Even as the celebratory summit picture was taken, two probing cloud hands reached over Mt. Washington and hurled the dense storm clouds over the summit and towards us. We ratcheted up the urgency significantly and began a hasty descent! Moments later, we realized the terrain would be considerably more difficult going down, and Kyle took over guiding with Ben’s continued scouting. As the first drops began, pack covers and rain gear was donned just in time to withstand the worst of the sleet, which began to pelt our trail and us. Our progress was necessarily slower than we would have preferred, but still quick for the pre-trip expectations.
It had turned to rain by the time we rounded the exposed western edges of the ravine and we were managing the slippery wet rocks very well. We finally found the comfort of the hut, and a long afternoon and evening allowed the group camaraderie to grow stronger as we celebrated our successful experiences. We read books from the hut supply, played games, and partook of the educational presentation on Geology of the Presidentials, while heavy rain and dark clouds encased the hut. It was a long but gratifying evening in which our “Adams Family” hungered for more hiking together.

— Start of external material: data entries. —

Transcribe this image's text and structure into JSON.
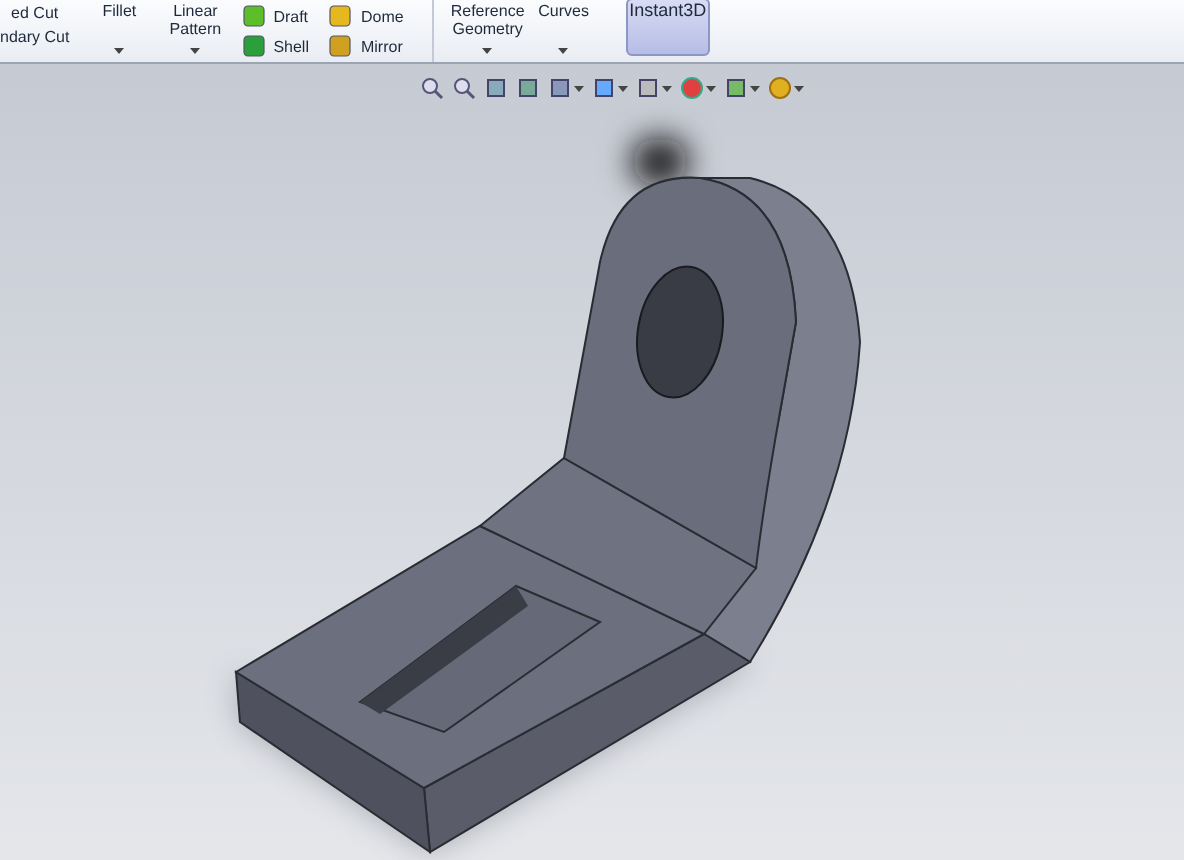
{
  "ribbon": {
    "groups": [
      {
        "kind": "stack",
        "items": [
          {
            "label": "ed Cut"
          },
          {
            "label": "ndary Cut"
          }
        ]
      },
      {
        "kind": "dropdown",
        "label": "Fillet"
      },
      {
        "kind": "dropdown",
        "label": "Linear Pattern"
      },
      {
        "kind": "iconstack",
        "items": [
          {
            "label": "Draft"
          },
          {
            "label": "Shell"
          }
        ]
      },
      {
        "kind": "iconstack",
        "items": [
          {
            "label": "Dome"
          },
          {
            "label": "Mirror"
          }
        ]
      },
      {
        "kind": "divider"
      },
      {
        "kind": "dropdown",
        "label": "Reference Geometry"
      },
      {
        "kind": "dropdown",
        "label": "Curves"
      },
      {
        "kind": "toggle",
        "label": "Instant3D",
        "selected": true
      }
    ]
  }
}
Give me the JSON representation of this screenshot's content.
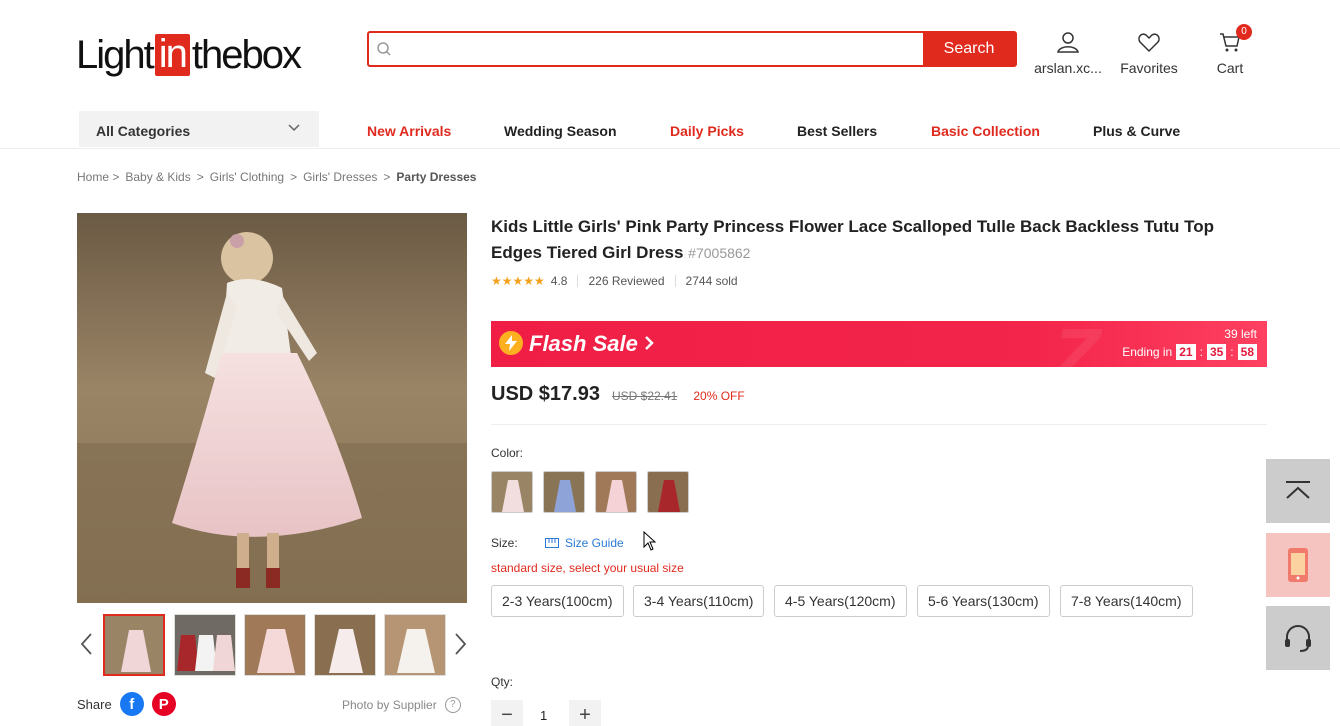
{
  "header": {
    "logo": {
      "part1": "Light",
      "part2": "in",
      "part3": "thebox"
    },
    "search": {
      "placeholder": "",
      "button_label": "Search"
    },
    "account_label": "arslan.xc...",
    "favorites_label": "Favorites",
    "cart_label": "Cart",
    "cart_count": "0"
  },
  "nav": {
    "category_select": "All Categories",
    "links": [
      "New Arrivals",
      "Wedding Season",
      "Daily Picks",
      "Best Sellers",
      "Basic Collection",
      "Plus & Curve"
    ]
  },
  "breadcrumb": [
    "Home >",
    "Baby & Kids",
    ">",
    "Girls' Clothing",
    ">",
    "Girls' Dresses",
    ">",
    "Party Dresses"
  ],
  "product": {
    "title": "Kids Little Girls' Pink Party Princess Flower Lace Scalloped Tulle Back Backless Tutu Top Edges Tiered Girl Dress",
    "sku": "#7005862",
    "stars": "★★★★★",
    "rating": "4.8",
    "reviews": "226 Reviewed",
    "sold": "2744 sold",
    "flash": {
      "title": "Flash Sale",
      "left": "39 left",
      "ending_label": "Ending in",
      "h": "21",
      "m": "35",
      "s": "58",
      "colon": ":"
    },
    "price": "USD $17.93",
    "old_price": "USD $22.41",
    "discount": "20% OFF",
    "color_label": "Color:",
    "size_label": "Size:",
    "size_guide": "Size Guide",
    "size_note": "standard size, select your usual size",
    "sizes": [
      "2-3 Years(100cm)",
      "3-4 Years(110cm)",
      "4-5 Years(120cm)",
      "5-6 Years(130cm)",
      "7-8 Years(140cm)"
    ],
    "qty_label": "Qty:",
    "qty_value": "1",
    "qty_minus": "−",
    "qty_plus": "+"
  },
  "gallery": {
    "share_label": "Share",
    "photo_by": "Photo by Supplier",
    "help": "?"
  },
  "colors": {
    "accent": "#e02a1e",
    "flash": "#f01e45",
    "link": "#2a7ad6"
  }
}
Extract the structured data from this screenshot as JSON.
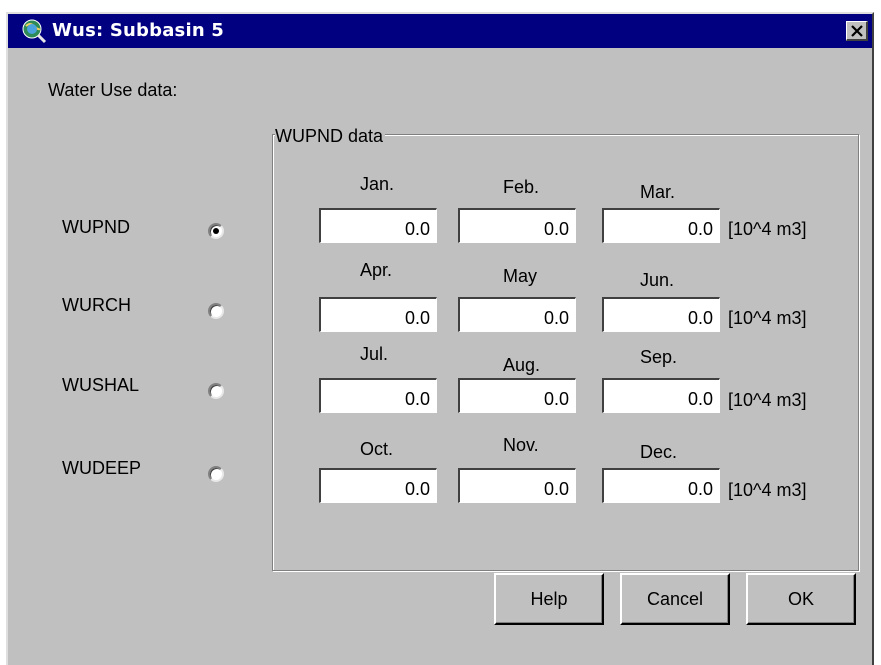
{
  "window": {
    "title": "Wus: Subbasin 5",
    "close_symbol": "✕"
  },
  "section_label": "Water Use data:",
  "options": [
    {
      "label": "WUPND",
      "selected": true
    },
    {
      "label": "WURCH",
      "selected": false
    },
    {
      "label": "WUSHAL",
      "selected": false
    },
    {
      "label": "WUDEEP",
      "selected": false
    }
  ],
  "group": {
    "label": "WUPND  data"
  },
  "months": [
    "Jan.",
    "Feb.",
    "Mar.",
    "Apr.",
    "May",
    "Jun.",
    "Jul.",
    "Aug.",
    "Sep.",
    "Oct.",
    "Nov.",
    "Dec."
  ],
  "values": [
    "0.0",
    "0.0",
    "0.0",
    "0.0",
    "0.0",
    "0.0",
    "0.0",
    "0.0",
    "0.0",
    "0.0",
    "0.0",
    "0.0"
  ],
  "unit": "[10^4 m3]",
  "buttons": {
    "help": "Help",
    "cancel": "Cancel",
    "ok": "OK"
  },
  "colors": {
    "titlebar": "#000080",
    "face": "#c0c0c0"
  },
  "icons": {
    "app": "globe-magnifier-icon",
    "close": "close-icon"
  }
}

Monday, July 4, brought us beautiful weather for our descent down Valley Way, which would signify the full success of our trip. Feeling the confidence of our prior work, we allowed time to dry much gear in the warm sun as we shared stories and jests atop the col. Finally, at 9:30am we reluctantly released our hold upon the hut. Kara worked the more difficult and steep section, to practice the different challenges that going down presents for me. After a couple of hours of the slower terrain, Ben replaced her for his first work guiding me, though he had watched and learned much previously. With the somewhat easier trail frequently dotted with the grooved slots, which challenge Quinn and I together, Ben made a long two hours of work, up to the easier final stretch where Quinn eagerly took back his job, and raced out with me in tow. Our expedition was at an end, and yet another team had become a key part of my life and the experience of our quest. These mountains deserve all the daunting words and emotions they held in advance of this trip. This group deserves all the accolades for undertaking the challenge, building our bonds, and savoring an exquisite experience. I may not ever be so fortunate as to assemble this team again but I will always treasure this journey and hope for the possibility for an “Adams Family Reunion” on whatever adventure might await!